At the very start of my speech, Mr Deputy Speaker allowed me to say a few words to condemn the violence we have seen in Glasgow tonight, as I am sure the Minister will. There is no place for far-right thuggery anywhere in the United Kingdom. People are entitled to protest peacefully if they think the Government are not making the correct decisions. A peaceful protest was planned for tonight and they were met with thugs. I am sure that we will see and hear more about that on the news later this evening.
I have a couple of questions for the Minister. May I urge him to please urgently reconsider and confirm to me today in writing that he will not restart any support cessations, or the evictions that will inevitably follow, without the express agreement of asylum local authorities, public health directors, and, where relevant, devolved Administrations? Will he confirm that the last meeting to have taken place with local authorities, political leaders and Ministers was just less than a year ago, when the right hon. Member for Romsey and Southampton North (Caroline Nokes) was the Immigration Minister? What does that say about the Home Office and its relations with political leaders in local government dispersal areas? Can he tell us when the next meeting with the local government dispersal areas will be?
On the acute risk of covid-19 and severe illness and death for BAME communities, I turn briefly to a critical matter touched on earlier that is of the utmost public interest. As the evidence is now overwhelming that BAME communities living in areas of deprivation and often higher population density are at an acutely high risk of contracting covid-19 or of dying from it, this already high risk will escalate if BAME communities are made homelessness. The asylum seekers are from BAME groups, with people from Bangladesh, Pakistan, India, Nigeria, Sudan, Afghanistan, and China, among many others. They are at a higher risk of dying from covid-19. Surely given that, the Minister must not end, but extend, the ban on asylum support cessation and evictions. It would be even more irresponsible in public health and safety terms to restart business as usual. Given the evidence about those who are homeless catching covid-19 and, for BAME communities, of dying from it, will the Minister urgently extend the ban on asylum support cessation and evictions, and set out how he is paying due regard to this public sector equality duty in deciding to end the current pause on cessation and evictions?

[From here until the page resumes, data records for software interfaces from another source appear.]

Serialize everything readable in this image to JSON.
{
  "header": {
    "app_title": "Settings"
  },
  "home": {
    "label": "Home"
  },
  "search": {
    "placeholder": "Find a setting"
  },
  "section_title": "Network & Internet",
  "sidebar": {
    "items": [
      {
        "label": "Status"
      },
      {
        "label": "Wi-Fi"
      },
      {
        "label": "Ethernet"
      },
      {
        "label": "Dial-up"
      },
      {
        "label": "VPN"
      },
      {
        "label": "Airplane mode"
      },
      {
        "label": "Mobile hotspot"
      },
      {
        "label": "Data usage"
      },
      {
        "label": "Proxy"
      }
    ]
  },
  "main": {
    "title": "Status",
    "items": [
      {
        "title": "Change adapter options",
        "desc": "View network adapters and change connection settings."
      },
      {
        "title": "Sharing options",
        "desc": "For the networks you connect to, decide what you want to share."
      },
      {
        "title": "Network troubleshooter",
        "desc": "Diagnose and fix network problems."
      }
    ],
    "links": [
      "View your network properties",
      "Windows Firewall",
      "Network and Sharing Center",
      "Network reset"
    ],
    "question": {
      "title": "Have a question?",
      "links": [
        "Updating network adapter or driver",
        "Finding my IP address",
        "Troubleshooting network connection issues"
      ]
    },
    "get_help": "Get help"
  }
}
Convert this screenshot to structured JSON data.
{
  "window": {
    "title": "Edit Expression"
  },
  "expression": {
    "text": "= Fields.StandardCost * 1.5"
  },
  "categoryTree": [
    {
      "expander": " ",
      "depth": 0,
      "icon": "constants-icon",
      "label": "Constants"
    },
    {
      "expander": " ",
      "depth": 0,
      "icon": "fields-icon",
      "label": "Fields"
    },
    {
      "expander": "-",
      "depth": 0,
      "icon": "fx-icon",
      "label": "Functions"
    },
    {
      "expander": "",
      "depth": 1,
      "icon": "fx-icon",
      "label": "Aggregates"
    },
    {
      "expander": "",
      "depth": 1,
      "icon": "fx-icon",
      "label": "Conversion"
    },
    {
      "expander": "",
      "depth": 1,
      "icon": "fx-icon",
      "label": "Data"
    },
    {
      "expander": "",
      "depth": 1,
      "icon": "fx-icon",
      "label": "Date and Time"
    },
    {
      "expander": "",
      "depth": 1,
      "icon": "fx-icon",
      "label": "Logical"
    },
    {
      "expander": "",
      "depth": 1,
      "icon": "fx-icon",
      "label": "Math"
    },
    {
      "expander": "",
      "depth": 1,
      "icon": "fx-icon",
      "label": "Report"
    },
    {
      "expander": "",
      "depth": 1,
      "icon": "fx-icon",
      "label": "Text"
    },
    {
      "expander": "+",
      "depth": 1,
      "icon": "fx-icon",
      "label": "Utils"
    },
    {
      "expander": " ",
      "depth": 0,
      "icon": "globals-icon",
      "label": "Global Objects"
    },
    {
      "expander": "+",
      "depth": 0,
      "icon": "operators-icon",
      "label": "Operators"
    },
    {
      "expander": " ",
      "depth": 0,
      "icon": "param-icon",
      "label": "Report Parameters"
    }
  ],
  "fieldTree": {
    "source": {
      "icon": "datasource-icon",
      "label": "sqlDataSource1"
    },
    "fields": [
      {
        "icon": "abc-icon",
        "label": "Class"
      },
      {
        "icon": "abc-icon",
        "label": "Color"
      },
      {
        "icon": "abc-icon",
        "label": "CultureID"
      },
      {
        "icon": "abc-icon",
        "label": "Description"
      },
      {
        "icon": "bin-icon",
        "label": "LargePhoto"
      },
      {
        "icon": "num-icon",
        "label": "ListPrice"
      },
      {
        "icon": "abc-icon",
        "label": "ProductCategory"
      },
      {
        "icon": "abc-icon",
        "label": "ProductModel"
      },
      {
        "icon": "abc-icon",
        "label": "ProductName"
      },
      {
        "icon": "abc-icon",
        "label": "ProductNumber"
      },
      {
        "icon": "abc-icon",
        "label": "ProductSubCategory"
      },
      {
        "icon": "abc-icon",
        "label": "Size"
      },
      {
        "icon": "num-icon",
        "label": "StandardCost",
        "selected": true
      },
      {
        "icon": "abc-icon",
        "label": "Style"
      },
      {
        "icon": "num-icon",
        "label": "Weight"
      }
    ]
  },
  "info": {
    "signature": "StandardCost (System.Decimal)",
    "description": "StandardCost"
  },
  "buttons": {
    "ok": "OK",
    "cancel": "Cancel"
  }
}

My third point is about hotel detentions, which was the subject of tonight’s peaceful protest in Glasgow. I have read the exchanges between Mears and the Home Affairs Committee. I have seen that the asylum charities have had to supply supplementary evidence. I have read the reports in the media and new media, and I have read the Minister’s letter to Councillor Jen Layden, so let me lay out the facts.
A decision was taken by Mears in the first week of lockdown, on 23 March, to quickly uproot 300 asylum seekers from single-occupancy or two-bedroom serviced apartments in the city—de facto households—into hotels. Asylum seekers have contacted my office and the offices of asylum charities to say that asylum seekers were bundled into vans with no social distancing and transported to these hotels—not quality hotels by any manner of means. In some of these hotels, the food provided has been mouldy and unfit for consumption, and in some it is culturally inappropriate, to the extent that around 20 asylum seekers are currently on hunger strike.
Asylum seekers have contacted my office to say that, due to the food provided, they have been unwell. That is not acceptable. It is so bad that charities have had no other choice than to step in and provide food. I can confirm, as a trustee of the Feeding Britain charity, that it has agreed to contribute to the provision of meals that are of sufficient quality and cultural appropriateness for families. I should add that 300-plus people uprooted from their serviced apartment accommodation, on arrival in the hotels, had all financial support cut off, which is not something that was required by asylum support. However, the Government and the Department chose to do that, and people are suffering every day. How would we feel when we leave this room today—how would any of us feel—if we were told that we had no money at all?
There is no social distancing and health concerns are too often ignored or met with a dismissive attitude. Claims made in ministerial correspondence that organisations such as the Red Cross and the Scottish Refugee Council have inspected the site and raised no concerns are denied by those organisations. As the Red Cross put it:
“I have confirmed with our operational staff that the offer of a visit to hotel accommodation was not taken up by our staff due to public health guidelines advising against all non-essential travel, this however may change as we transition out of lock down”.
The Scottish Refugee Council said:
“We declined the first invite to a hotel for lockdown public health reasons. We accepted the second invite to visit one of seven hotels in use, which we did, but we said to Mears before then, during it and after that visit, that there is not much we can meaningfully say on conditions and how people feel, on the basis of one short visit to one location. Mears accepted this was the case.”
It is the case that the decision to place asylum seekers into hotels results in those individuals losing that state financial support. The argument that this is not a cost-cutting exercise just does not wash, and sadly, there has been one tragic death.
Can the Minister confirm whether, on what date and to whom in Glasgow City Council Mears gave notice of the plan, with effect from 27 March, to move those 300-plus asylum seekers who were already on section 98 support and who were in serviced apartments in the city? Did Mears not give advance notice to the council in that regard?